More than twenty years after Olmstead's publication, numerous states remain in violation of the federal mandate through failure to provide the least restrictive treatment to individuals with psychiatric vulnerabilities. In 2019, Mississippi was the subject of one of the most recent federal court decisions expressly finding a state in violation of Olmstead, but it is merely one of several states that continues to unnecessarily institutionalize individuals with psychiatric vulnerabilities due to a lack of community-based mental health services. States' failures to fund and implement ample community-based treatment not only discriminates against individuals with psychiatric vulnerabilities, but it also disproportionately impacts those in lower socioeconomic statuses and people of color. Data shows that oftentimes community-based mental health services are ample in wealthy cities comprised of majority-white residents, while such services are sparse in lower-income areas in which the majority of the population consists of people of color. Such racial/ethnic and socioeconomic mental health can be addressed through compliance with Olmstead, which requires states to fund and implement community-based treatment.
Using the recent holding against Mississippi as a focal point, this Comment advocates for states to “stop violating people's rights” by increasing access to community-based mental health alternatives. While Mississippi is used as a case study, the application for findings and recommendations has a much broader scope, extending to states across the nation. Part II of this Comment discusses the history of the deinstitutionalization movement in the United States, a trend which led to the enactment of the ADA, its interpretation in Olmstead, and states' responses to the federal mandates. Part III highlights Mississippi's violation of the ADA and Olmstead and the resulting socioeconomic and racial/ethnic implications. Finally, using Mississippi as a case study, Part IV offers a path forward by exploring proposals for complying with the ADA and Olmstead and the larger implications of expanding community-based services--improving socioeconomic and racial/ethnic mental health parity.
[. . .]
Happy twentieth birthday, Olmstead; you've been violated, again. In 2019, on the twentieth anniversary of the publication of Olmstead v. L.C. ex rel Zimring, Mississippi was found to be in violation of the Americans with Disabilities Act and Olmstead due to unnecessarily institutionalizing individuals with psychiatric vulnerabilities. The federal mandate is simple: “Stop violating people's rights.” However, Mississippi's lack of community-based services not only violates the rights of people with psychiatric vulnerabilities, but it also fosters racial/ethnic and socioeconomic mental health disparities. There are five recommendations to achieve Olmstead compliance and address racial/ethnic and socioeconomic mental health disparities: (1) create an Olmstead plan with measurable goals; (2) increase and reallocate funding for community-based services; (3) improve patient-discharge plans and collaboration among state actors; (4) increase telehealth accessibility; and (5) expand Medicaid mental health coverage and eligibility.

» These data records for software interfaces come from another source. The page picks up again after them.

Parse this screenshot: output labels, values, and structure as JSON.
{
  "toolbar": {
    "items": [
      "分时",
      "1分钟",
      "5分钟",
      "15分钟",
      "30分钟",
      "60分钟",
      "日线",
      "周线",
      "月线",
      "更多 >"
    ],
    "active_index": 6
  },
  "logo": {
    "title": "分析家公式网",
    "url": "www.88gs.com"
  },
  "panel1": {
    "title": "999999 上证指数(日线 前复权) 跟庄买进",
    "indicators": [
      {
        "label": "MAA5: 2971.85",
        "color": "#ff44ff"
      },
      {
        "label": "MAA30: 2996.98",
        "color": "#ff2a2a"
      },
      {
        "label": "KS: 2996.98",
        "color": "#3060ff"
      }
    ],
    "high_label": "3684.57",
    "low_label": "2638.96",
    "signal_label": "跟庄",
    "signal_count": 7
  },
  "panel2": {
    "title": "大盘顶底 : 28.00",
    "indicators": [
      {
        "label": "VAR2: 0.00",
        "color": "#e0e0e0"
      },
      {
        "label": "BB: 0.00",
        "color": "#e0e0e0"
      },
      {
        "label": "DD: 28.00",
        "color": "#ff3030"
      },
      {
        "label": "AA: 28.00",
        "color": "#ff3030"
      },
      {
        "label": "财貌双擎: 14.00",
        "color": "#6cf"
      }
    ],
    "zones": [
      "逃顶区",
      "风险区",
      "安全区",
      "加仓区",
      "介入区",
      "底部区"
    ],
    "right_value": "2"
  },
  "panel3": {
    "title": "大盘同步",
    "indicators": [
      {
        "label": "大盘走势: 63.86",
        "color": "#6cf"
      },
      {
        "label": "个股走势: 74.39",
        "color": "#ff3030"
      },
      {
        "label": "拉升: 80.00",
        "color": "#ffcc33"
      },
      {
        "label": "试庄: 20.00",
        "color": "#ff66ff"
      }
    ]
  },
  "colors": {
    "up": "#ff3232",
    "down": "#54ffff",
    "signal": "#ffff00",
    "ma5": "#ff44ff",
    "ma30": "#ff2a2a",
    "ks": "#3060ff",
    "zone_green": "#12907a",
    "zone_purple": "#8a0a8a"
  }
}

Complying with the ADA and Olmstead will provide individuals with psychiatric vulnerabilities with the least-restrictive treatment possible, ensuring such individuals are not unnecessarily institutionalized against their will. Furthermore, expanding access to affordable community-based services will increase racial/ethnic and socioeconomic healthcare parity. This Comment implores states to heed the following call to action: put an end to discrimination and disparity.
McKenna Stone Cloud is a 2022 graduate of Mississippi College School of Law.